*Exercise details:*
Which of the lines below include the word "structured"? Pull each one out.

§ §

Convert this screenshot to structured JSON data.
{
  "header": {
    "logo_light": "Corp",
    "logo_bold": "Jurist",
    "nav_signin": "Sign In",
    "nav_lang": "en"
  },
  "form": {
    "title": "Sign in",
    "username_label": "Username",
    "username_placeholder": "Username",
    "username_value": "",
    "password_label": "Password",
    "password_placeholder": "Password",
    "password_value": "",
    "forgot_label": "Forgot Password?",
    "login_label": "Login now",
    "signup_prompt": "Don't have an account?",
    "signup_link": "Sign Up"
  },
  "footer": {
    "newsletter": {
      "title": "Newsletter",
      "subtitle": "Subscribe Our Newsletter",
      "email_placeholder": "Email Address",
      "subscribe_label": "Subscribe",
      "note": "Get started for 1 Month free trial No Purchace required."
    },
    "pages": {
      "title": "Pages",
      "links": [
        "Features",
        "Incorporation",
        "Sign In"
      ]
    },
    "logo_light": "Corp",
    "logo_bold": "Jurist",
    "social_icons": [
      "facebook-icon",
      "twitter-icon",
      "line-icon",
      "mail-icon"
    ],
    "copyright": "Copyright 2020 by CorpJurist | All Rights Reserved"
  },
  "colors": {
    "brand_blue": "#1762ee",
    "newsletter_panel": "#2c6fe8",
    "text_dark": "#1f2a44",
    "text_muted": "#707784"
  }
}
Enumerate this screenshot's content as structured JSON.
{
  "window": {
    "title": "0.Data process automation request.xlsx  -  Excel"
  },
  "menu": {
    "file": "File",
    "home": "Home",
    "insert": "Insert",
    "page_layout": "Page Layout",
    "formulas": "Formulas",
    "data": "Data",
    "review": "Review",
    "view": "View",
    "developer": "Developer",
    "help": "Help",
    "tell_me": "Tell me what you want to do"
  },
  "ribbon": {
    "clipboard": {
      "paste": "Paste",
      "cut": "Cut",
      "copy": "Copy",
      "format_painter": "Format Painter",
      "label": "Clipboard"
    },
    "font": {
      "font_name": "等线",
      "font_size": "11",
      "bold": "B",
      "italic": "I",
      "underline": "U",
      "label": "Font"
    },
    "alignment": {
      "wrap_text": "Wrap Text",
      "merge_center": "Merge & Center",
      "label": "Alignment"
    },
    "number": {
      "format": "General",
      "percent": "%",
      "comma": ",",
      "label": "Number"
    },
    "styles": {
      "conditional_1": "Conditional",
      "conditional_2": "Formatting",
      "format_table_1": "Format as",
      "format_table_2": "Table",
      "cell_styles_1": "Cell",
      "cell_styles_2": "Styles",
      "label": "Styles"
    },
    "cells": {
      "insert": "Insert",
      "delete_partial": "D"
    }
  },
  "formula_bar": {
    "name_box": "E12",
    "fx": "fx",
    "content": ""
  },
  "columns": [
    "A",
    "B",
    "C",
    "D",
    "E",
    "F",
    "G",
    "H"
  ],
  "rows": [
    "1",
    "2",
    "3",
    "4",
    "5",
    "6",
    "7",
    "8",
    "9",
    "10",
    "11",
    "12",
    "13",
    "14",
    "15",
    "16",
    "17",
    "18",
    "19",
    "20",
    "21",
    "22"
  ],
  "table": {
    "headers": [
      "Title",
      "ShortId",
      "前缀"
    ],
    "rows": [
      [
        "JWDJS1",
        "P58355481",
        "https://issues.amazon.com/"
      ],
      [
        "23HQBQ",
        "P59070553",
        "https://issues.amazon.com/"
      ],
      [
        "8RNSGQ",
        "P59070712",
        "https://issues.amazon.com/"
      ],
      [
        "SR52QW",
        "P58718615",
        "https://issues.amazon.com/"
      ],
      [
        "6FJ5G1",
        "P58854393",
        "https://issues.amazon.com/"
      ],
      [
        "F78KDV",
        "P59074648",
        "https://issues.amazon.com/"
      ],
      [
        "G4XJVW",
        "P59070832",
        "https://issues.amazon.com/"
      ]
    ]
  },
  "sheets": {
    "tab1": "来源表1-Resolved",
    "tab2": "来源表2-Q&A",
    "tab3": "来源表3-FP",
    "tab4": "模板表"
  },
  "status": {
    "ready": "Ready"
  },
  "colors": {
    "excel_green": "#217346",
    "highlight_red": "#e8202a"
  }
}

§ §

*Task output:*
Convert this screenshot to structured JSON data.
Enumerate this screenshot's content as structured JSON.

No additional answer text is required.